direction n/a Must be set to "in". This property is set automatically when you create the trigger in the Azure portal.
name n/a The name of the variable that represents the timer object in function code.
schedule ScheduleExpression On the Consumption plan, you can define schedules with a CRON expression. If you're using an App Service Plan, you can also use a TimeSpan string. The following sections explain CRON expressions. You can put the schedule expression in an app setting and set this property to a value wrapped in % signs, as in this example: "%NameOfAppSettingWithCRONExpression%". When you're developing locally, app settings go into the values of the local.settings.json file.

CRON format

A CRON expression for the Azure Functions timer trigger includes these six fields:

{second} {minute} {hour} {day} {month} {day-of-week}

Note

Many of the CRON expressions you find online omit the {second} field. If you copy from one of them, add the missing {second} field.

CRON time zones

The default time zone used with the CRON expressions is Coordinated Universal Time (UTC). To have your CRON expression based on another time zone, create a new app setting for your function app named WEBSITE_TIME_ZONE. Set the value to the name of the desired time zone as shown in the Microsoft Time Zone Index.

For example, Eastern Standard Time is UTC-05:00. To have your timer trigger fire at 10:00 AM EST every day, use the following CRON expression that accounts for UTC time zone:

"schedule": "0 0 15 * * *",

Alternatively, you could add a new app setting for your function app named WEBSITE_TIME_ZONE and set the value to Eastern Standard Time. Then the following CRON expression could be used for 10:00 AM EST:

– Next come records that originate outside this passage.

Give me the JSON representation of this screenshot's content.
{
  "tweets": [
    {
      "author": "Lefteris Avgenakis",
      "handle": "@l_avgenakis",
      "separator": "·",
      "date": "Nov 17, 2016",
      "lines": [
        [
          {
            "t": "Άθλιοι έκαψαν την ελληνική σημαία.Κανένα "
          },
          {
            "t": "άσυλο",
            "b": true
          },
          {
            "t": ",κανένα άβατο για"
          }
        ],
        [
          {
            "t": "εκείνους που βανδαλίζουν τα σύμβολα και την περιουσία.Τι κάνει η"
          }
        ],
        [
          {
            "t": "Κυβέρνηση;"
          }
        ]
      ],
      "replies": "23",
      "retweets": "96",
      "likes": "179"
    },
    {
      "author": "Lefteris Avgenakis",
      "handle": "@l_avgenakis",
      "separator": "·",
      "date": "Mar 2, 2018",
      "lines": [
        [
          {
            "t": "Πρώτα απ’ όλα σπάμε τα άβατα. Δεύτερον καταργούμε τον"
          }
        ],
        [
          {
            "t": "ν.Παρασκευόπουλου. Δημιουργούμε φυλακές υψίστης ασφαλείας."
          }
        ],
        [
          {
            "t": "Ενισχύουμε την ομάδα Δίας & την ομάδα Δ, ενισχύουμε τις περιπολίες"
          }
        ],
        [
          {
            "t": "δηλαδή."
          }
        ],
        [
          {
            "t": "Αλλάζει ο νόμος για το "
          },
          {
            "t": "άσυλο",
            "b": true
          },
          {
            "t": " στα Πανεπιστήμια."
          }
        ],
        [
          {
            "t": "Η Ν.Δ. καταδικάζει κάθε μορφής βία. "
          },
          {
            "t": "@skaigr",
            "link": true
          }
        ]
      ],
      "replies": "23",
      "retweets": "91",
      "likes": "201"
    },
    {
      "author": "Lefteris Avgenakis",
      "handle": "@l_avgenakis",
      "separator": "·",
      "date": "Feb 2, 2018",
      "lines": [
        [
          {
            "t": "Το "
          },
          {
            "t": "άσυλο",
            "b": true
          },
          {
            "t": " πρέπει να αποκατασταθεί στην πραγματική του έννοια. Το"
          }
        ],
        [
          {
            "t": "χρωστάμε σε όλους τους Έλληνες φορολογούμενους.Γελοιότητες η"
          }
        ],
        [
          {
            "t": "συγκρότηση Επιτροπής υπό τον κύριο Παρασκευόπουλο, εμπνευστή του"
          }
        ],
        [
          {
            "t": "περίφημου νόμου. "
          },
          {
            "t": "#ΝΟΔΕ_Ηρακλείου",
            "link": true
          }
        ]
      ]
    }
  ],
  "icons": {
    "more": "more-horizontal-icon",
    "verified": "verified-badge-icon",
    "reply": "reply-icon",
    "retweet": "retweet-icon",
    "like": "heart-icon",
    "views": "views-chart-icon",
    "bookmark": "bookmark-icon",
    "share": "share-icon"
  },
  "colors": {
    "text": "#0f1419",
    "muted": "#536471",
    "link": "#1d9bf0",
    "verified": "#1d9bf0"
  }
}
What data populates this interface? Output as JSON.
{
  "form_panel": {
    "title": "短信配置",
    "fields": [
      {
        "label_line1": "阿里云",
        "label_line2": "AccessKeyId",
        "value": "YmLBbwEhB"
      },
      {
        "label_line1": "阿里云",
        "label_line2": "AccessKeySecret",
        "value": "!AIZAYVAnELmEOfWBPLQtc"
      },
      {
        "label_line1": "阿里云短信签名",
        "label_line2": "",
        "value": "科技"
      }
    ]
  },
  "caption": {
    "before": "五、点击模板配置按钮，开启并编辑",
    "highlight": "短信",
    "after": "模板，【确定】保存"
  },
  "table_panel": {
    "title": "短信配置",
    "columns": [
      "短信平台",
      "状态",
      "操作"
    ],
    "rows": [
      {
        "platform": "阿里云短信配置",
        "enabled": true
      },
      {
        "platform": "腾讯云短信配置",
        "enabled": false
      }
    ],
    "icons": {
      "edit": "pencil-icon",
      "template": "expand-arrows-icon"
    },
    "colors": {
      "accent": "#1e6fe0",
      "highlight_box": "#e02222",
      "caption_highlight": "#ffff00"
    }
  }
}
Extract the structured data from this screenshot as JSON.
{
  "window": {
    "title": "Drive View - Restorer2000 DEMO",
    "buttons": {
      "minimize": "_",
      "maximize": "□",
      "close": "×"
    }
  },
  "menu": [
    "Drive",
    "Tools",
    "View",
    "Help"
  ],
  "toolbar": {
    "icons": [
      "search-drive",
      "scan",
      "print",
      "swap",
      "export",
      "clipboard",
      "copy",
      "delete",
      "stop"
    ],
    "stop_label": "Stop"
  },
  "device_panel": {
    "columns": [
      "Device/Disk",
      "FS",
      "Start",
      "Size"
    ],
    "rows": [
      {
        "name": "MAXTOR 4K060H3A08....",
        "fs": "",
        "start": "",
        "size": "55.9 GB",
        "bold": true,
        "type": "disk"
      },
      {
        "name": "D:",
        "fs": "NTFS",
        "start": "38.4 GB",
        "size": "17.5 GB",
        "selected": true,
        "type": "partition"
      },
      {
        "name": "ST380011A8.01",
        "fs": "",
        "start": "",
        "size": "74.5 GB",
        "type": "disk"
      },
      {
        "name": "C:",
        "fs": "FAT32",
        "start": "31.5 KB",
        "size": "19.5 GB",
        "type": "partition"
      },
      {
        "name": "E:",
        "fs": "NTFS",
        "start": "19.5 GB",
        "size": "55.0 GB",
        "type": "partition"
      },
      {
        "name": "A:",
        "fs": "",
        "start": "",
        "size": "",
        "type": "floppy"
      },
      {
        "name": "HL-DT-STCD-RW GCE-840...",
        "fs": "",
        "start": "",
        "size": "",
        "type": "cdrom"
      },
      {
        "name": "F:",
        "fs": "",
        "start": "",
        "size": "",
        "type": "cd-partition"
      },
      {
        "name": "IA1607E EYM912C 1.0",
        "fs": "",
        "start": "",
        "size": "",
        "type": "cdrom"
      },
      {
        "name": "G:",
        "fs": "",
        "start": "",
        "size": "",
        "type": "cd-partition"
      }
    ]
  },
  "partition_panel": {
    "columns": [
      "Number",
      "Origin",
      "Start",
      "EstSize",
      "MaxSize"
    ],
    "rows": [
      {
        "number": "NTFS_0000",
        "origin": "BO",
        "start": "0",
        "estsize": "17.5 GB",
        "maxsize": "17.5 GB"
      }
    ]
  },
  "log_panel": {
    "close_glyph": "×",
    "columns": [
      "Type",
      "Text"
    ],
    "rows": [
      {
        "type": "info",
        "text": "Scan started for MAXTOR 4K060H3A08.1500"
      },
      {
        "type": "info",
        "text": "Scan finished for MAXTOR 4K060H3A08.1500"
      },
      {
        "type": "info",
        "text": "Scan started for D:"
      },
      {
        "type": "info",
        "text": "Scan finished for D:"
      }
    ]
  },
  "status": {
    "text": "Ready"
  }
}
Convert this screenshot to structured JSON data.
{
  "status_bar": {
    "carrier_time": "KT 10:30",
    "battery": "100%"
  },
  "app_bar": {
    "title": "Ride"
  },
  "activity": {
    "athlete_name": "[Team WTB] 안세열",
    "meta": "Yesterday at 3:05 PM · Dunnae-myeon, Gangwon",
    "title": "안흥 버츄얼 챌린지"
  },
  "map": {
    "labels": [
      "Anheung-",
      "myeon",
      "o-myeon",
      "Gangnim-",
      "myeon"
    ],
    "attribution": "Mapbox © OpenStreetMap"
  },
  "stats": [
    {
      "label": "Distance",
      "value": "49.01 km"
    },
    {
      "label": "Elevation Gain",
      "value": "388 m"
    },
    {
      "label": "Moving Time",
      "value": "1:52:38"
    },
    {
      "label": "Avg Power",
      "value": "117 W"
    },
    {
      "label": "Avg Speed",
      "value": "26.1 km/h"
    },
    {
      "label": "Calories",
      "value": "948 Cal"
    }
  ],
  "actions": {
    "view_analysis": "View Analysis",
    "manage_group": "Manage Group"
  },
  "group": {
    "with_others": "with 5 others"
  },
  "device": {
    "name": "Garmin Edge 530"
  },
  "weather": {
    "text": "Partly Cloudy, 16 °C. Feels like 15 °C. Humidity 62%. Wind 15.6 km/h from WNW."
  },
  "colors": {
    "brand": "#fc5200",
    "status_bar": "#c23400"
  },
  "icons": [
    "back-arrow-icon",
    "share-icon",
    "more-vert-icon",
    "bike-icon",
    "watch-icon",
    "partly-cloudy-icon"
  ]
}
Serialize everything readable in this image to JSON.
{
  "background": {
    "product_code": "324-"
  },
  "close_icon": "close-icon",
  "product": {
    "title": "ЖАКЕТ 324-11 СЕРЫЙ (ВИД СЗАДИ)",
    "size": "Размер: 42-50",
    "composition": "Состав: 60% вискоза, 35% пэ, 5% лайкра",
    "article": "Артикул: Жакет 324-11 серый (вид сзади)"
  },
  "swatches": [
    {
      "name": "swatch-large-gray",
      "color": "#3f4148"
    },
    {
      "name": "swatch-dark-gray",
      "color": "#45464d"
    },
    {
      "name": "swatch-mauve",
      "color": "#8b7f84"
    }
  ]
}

"schedule": "0 0 10 * * *",

CRON examples

Here are some examples of CRON expressions you can use for the timer trigger in Azure Functions.

To trigger once every five minutes:

"schedule": "0 */5 * * * *"

To trigger once at the top of every hour:

"schedule": "0 0 * * * *",

To trigger once every two hours:

"schedule": "0 0 */2 * * *",

To trigger once every hour from 9 AM to 5 PM:

"schedule": "0 0 9-17 * * *",

To trigger At 9:30 AM every day:

"schedule": "0 30 9 * * *",

To trigger At 9:30 AM every weekday:

"schedule": "0 30 9 * * 1-5",

Usage

When a timer trigger function is invoked, the timer object is passed into the function. The following JSON is an example representation of the timer object.

{
    "Schedule":{
    },
    "ScheduleStatus": {
        "Last":"2016-10-04T10:15:00.012699+00:00",
        "Next":"2016-10-04T10:20:00+00:00"
    },
    "IsPastDue":false
}

Scale-out

The timer trigger supports multi-instance scale-out. A single instance of a particular timer function is run across all instances.

Next steps